BD Board Declares Dividend; Authorizes Share Repurchases

Becton Dickinson’s board of directors last week declared a quarterly dividend of $0.18 per commons share, an increase of $0.03 per share from last quarter. The company anticipates an annual dividend of $0.72 per share at the current rate.

The board also announced that it has authorized BD to repurchase up to 10 million of its common shares, which the company plans to use for general corporate purposes.


Charles River Labs and GenOway to Co-Market Genetically Modified Research Models in Europe

Charles River Laboratories and France-based GenOway will speed availability of genetically modified research models to their customers in Europe, the companies said last week.

Under the terms of the three-year agreement, Charles River Labs will market and promote GenOway’s processes for developing research models, which include gene-expression and gene-inactivation techniques for mouse and rat models, the companies said.

Charles River Labs, which is based in Wilmington, Mass., said that it will market GenOway’s technology to clients of its European Transgenic Services business. GenOway is based in Lyon.

Financial terms of the deal were not disclosed.


Procognia Raises $23.5M in Funding

UK-based Procognia, which develops and manufactures analytical devices for use by drug manufacturers, has raised $23.5 million in funding led by Apax Partners with an investment of some $10 million and including new investor Star Ventures. Previous investors Evergreen and Koor CVC also participated in the round.

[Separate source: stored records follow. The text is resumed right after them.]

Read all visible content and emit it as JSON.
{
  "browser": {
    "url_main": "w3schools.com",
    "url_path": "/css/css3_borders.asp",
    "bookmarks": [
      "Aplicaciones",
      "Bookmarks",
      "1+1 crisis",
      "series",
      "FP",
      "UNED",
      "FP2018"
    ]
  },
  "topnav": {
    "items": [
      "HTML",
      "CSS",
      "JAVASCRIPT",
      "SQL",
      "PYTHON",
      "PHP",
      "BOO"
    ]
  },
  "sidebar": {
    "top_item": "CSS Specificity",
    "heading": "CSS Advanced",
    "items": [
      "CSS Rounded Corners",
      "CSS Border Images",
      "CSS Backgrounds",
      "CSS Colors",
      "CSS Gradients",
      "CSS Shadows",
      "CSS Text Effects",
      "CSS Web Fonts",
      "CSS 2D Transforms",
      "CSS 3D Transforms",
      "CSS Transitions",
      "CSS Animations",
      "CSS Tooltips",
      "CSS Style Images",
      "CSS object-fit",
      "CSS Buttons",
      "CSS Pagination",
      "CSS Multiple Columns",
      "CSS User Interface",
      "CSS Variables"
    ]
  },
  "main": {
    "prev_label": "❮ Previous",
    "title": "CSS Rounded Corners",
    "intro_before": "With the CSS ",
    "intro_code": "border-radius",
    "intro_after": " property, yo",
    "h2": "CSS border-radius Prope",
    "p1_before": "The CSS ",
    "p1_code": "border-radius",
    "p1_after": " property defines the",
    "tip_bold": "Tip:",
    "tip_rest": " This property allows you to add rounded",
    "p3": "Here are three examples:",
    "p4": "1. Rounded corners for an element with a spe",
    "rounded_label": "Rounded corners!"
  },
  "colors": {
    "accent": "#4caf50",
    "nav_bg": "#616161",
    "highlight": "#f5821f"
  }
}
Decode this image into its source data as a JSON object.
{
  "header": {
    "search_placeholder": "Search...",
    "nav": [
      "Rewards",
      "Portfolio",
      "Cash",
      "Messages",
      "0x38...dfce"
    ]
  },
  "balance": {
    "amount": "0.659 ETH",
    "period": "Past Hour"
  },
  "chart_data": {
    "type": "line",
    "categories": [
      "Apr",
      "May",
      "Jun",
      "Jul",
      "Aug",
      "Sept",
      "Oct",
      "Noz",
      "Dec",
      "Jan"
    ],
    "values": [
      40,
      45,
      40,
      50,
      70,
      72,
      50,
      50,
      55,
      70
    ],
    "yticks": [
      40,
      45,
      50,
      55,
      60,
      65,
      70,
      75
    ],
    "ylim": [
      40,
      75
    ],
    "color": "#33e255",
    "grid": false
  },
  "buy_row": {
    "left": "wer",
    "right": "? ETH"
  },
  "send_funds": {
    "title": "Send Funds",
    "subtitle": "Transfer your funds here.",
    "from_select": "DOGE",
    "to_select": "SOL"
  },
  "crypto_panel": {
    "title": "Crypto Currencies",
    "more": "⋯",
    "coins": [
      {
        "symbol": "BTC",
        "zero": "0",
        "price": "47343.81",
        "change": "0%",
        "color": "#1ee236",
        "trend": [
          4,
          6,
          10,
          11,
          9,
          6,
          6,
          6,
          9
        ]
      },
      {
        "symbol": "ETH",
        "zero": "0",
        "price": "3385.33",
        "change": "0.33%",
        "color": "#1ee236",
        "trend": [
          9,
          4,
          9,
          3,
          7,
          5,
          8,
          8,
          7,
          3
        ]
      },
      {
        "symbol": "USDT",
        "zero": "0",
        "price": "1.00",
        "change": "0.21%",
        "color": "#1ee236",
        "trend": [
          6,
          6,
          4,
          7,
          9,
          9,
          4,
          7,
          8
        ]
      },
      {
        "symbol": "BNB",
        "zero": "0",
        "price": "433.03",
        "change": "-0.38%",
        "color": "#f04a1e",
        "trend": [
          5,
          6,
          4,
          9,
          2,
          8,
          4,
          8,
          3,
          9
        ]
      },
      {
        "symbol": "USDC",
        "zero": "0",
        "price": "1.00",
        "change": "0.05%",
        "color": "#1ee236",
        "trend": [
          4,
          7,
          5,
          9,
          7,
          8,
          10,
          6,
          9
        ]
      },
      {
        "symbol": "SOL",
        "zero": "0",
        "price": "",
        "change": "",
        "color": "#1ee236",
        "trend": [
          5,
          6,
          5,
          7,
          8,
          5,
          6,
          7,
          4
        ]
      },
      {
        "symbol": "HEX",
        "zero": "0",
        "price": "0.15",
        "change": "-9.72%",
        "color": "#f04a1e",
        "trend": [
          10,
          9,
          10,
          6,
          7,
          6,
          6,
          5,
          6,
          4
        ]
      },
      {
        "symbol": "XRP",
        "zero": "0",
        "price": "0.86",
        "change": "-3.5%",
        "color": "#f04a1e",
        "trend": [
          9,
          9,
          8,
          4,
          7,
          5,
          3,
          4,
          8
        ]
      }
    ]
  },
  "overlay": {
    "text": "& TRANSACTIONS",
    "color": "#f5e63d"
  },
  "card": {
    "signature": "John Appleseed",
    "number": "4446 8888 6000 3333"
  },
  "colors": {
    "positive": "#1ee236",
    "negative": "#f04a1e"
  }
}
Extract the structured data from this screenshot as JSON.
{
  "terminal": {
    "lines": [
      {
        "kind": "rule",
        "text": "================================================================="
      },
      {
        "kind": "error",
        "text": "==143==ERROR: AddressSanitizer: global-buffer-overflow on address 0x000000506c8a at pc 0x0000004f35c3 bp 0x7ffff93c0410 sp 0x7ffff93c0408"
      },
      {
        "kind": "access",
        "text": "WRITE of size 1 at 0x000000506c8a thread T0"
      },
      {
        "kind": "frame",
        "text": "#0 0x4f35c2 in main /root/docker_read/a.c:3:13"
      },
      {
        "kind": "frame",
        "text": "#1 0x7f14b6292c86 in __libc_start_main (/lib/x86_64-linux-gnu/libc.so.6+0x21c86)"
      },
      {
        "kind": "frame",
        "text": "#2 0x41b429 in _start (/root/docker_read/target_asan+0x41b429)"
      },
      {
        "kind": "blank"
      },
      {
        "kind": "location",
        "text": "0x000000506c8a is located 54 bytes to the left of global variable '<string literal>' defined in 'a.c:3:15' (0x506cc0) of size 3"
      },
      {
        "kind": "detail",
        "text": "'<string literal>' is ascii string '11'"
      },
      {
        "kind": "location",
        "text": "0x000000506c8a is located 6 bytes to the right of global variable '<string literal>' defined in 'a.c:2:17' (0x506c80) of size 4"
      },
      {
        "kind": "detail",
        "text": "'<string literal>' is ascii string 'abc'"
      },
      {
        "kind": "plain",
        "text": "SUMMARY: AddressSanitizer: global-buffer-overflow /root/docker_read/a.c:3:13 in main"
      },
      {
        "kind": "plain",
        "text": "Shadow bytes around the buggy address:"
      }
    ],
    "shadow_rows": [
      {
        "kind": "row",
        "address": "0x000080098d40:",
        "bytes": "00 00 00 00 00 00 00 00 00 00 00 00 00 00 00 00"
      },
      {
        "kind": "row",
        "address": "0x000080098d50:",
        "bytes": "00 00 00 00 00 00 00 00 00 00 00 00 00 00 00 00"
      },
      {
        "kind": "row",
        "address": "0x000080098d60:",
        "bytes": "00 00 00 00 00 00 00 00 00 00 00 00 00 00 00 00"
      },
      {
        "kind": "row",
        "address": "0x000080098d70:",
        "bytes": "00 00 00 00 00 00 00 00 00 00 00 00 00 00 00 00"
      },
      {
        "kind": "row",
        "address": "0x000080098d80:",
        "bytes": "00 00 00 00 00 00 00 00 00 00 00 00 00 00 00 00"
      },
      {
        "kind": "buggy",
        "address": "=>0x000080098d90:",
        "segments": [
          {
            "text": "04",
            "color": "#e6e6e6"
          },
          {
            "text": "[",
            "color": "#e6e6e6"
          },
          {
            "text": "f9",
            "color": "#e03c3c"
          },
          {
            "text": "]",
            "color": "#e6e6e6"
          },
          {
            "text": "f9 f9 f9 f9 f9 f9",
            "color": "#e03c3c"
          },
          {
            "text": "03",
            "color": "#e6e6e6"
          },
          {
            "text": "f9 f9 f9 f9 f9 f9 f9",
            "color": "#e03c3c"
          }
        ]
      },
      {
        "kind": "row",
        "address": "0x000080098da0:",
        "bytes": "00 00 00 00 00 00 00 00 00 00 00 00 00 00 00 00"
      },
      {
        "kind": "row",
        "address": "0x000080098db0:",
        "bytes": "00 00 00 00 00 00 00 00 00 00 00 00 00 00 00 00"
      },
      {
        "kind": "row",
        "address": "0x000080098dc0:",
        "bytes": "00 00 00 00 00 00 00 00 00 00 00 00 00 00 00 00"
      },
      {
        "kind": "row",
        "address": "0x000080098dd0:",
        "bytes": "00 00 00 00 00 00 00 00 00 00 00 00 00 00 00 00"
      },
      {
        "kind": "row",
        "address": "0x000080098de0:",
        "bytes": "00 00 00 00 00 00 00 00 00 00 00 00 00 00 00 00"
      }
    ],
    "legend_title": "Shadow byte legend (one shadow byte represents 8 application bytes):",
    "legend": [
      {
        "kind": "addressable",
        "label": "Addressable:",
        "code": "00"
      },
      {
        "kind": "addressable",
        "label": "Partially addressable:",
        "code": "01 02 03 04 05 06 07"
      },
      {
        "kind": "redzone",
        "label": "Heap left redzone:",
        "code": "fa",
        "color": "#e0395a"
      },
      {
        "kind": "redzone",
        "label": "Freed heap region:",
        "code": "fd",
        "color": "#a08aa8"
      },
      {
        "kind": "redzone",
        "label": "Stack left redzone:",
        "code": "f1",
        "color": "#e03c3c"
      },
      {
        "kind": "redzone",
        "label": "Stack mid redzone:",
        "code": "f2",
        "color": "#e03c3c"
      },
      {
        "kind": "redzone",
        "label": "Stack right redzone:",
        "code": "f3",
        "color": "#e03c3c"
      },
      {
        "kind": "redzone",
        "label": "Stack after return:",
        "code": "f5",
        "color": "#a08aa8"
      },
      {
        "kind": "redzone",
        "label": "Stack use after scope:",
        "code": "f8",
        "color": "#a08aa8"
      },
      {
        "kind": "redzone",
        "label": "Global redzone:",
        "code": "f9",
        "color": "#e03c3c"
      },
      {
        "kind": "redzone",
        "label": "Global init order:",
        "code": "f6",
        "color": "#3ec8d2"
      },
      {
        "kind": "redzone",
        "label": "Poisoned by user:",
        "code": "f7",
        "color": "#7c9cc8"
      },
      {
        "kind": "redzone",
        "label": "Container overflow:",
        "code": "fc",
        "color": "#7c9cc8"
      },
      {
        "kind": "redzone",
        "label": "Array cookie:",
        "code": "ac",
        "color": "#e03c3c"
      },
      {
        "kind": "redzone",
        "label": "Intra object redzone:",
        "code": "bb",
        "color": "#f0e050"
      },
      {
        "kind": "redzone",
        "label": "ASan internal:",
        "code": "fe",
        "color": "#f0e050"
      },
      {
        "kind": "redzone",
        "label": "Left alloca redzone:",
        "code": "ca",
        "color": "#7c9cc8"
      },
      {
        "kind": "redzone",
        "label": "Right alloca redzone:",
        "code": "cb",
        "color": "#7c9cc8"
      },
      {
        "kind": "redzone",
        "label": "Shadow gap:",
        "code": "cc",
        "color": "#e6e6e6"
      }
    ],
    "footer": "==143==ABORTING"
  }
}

Procognia is commercializing a platform it acquired in 2002 when it purchased British biotechnology company Sense Proteomic, which is developing technology to analyze the biological funcction of proteins using chips. In early November, Procognia announced a deal with Sigma Aldrich to market its protein chip technology.

The Scan

Transcriptomic, Epigenetic Study Appears to Explain Anti-Viral Effects of TB Vaccine

Researchers report in Science Advances on an interferon signature and long-term shifts in monocyte cell DNA methylation in Bacille Calmette-Guérin-vaccinated infant samples.

DNA Storage Method Taps Into Gene Editing Technology

With a dual-plasmid system informed by gene editing, researchers re-wrote DNA sequences in E. coli to store Charles Dickens prose over hundreds of generations, as they recount in Science Advances.

Researchers Model Microbiome Dynamics in Effort to Understand Chronic Human Conditions

Investigators demonstrate in PLOS Computational Biology a computational method for following microbiome dynamics in the absence of longitudinally collected samples.

New Study Highlights Role of Genetics in ADHD

Researchers report in Nature Genetics on differences in genetic architecture between ADHD affecting children versus ADHD that persists into adulthood or is diagnosed in adults.